__Task__: Copy each line below without leaving any out.

START Materials provided

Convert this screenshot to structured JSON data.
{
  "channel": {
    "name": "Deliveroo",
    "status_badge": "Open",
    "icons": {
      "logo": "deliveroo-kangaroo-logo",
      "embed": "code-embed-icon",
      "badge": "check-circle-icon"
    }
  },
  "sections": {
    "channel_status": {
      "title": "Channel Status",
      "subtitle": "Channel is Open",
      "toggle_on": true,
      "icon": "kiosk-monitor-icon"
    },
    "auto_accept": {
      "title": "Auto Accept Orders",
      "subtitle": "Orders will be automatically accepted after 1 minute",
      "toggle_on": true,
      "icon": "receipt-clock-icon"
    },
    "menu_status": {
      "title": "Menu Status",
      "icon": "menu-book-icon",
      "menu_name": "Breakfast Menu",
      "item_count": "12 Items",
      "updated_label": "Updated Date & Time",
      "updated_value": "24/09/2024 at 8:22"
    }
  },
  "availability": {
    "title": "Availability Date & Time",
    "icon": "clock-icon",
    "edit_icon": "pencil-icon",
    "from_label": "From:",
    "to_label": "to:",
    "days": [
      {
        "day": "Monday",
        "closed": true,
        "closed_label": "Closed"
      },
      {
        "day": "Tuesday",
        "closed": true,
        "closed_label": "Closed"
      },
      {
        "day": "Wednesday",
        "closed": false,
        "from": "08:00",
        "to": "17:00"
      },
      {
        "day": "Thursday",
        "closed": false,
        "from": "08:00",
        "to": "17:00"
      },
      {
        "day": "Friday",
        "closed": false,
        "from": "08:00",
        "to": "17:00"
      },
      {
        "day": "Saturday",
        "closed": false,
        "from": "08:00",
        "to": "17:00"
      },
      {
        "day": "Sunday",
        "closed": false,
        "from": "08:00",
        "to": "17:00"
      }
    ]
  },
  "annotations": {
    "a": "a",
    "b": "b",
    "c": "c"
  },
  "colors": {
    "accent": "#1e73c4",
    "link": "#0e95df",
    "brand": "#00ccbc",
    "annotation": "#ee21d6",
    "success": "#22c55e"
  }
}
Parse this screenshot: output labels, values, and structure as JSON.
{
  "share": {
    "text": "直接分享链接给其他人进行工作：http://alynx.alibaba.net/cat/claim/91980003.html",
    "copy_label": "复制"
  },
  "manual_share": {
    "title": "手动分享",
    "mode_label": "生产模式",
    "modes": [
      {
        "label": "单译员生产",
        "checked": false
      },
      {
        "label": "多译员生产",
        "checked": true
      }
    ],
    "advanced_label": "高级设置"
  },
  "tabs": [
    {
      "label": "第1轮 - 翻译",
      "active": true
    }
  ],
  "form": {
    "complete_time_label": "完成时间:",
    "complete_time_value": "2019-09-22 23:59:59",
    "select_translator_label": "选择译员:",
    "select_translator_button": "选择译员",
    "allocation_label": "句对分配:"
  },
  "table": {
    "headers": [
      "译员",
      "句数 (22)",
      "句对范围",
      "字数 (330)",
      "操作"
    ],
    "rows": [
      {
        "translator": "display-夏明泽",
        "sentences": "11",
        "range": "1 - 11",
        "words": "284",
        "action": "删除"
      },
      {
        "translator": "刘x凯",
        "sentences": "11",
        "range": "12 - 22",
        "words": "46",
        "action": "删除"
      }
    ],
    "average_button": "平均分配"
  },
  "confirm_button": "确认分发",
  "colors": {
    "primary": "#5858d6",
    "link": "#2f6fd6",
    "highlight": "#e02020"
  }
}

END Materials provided

__Task output__:
Convert this screenshot to structured JSON data.
{
  "channel": {
    "name": "Deliveroo",
    "status_badge": "Open",
    "icons": {
      "logo": "deliveroo-kangaroo-logo",
      "embed": "code-embed-icon",
      "badge": "check-circle-icon"
    }
  },
  "sections": {
    "channel_status": {
      "title": "Channel Status",
      "subtitle": "Channel is Open",
      "toggle_on": true,
      "icon": "kiosk-monitor-icon"
    },
    "auto_accept": {
      "title": "Auto Accept Orders",
      "subtitle": "Orders will be automatically accepted after 1 minute",
      "toggle_on": true,
      "icon": "receipt-clock-icon"
    },
    "menu_status": {
      "title": "Menu Status",
      "icon": "menu-book-icon",
      "menu_name": "Breakfast Menu",
      "item_count": "12 Items",
      "updated_label": "Updated Date & Time",
      "updated_value": "24/09/2024 at 8:22"
    }
  },
  "availability": {
    "title": "Availability Date & Time",
    "icon": "clock-icon",
    "edit_icon": "pencil-icon",
    "from_label": "From:",
    "to_label": "to:",
    "days": [
      {
        "day": "Monday",
        "closed": true,
        "closed_label": "Closed"
      },
      {
        "day": "Tuesday",
        "closed": true,
        "closed_label": "Closed"
      },
      {
        "day": "Wednesday",
        "closed": false,
        "from": "08:00",
        "to": "17:00"
      },
      {
        "day": "Thursday",
        "closed": false,
        "from": "08:00",
        "to": "17:00"
      },
      {
        "day": "Friday",
        "closed": false,
        "from": "08:00",
        "to": "17:00"
      },
      {
        "day": "Saturday",
        "closed": false,
        "from": "08:00",
        "to": "17:00"
      },
      {
        "day": "Sunday",
        "closed": false,
        "from": "08:00",
        "to": "17:00"
      }
    ]
  },
  "annotations": {
    "a": "a",
    "b": "b",
    "c": "c"
  },
  "colors": {
    "accent": "#1e73c4",
    "link": "#0e95df",
    "brand": "#00ccbc",
    "annotation": "#ee21d6",
    "success": "#22c55e"
  }
}
Parse this screenshot: output labels, values, and structure as JSON.
{
  "share": {
    "text": "直接分享链接给其他人进行工作：http://alynx.alibaba.net/cat/claim/91980003.html",
    "copy_label": "复制"
  },
  "manual_share": {
    "title": "手动分享",
    "mode_label": "生产模式",
    "modes": [
      {
        "label": "单译员生产",
        "checked": false
      },
      {
        "label": "多译员生产",
        "checked": true
      }
    ],
    "advanced_label": "高级设置"
  },
  "tabs": [
    {
      "label": "第1轮 - 翻译",
      "active": true
    }
  ],
  "form": {
    "complete_time_label": "完成时间:",
    "complete_time_value": "2019-09-22 23:59:59",
    "select_translator_label": "选择译员:",
    "select_translator_button": "选择译员",
    "allocation_label": "句对分配:"
  },
  "table": {
    "headers": [
      "译员",
      "句数 (22)",
      "句对范围",
      "字数 (330)",
      "操作"
    ],
    "rows": [
      {
        "translator": "display-夏明泽",
        "sentences": "11",
        "range": "1 - 11",
        "words": "284",
        "action": "删除"
      },
      {
        "translator": "刘x凯",
        "sentences": "11",
        "range": "12 - 22",
        "words": "46",
        "action": "删除"
      }
    ],
    "average_button": "平均分配"
  },
  "confirm_button": "确认分发",
  "colors": {
    "primary": "#5858d6",
    "link": "#2f6fd6",
    "highlight": "#e02020"
  }
}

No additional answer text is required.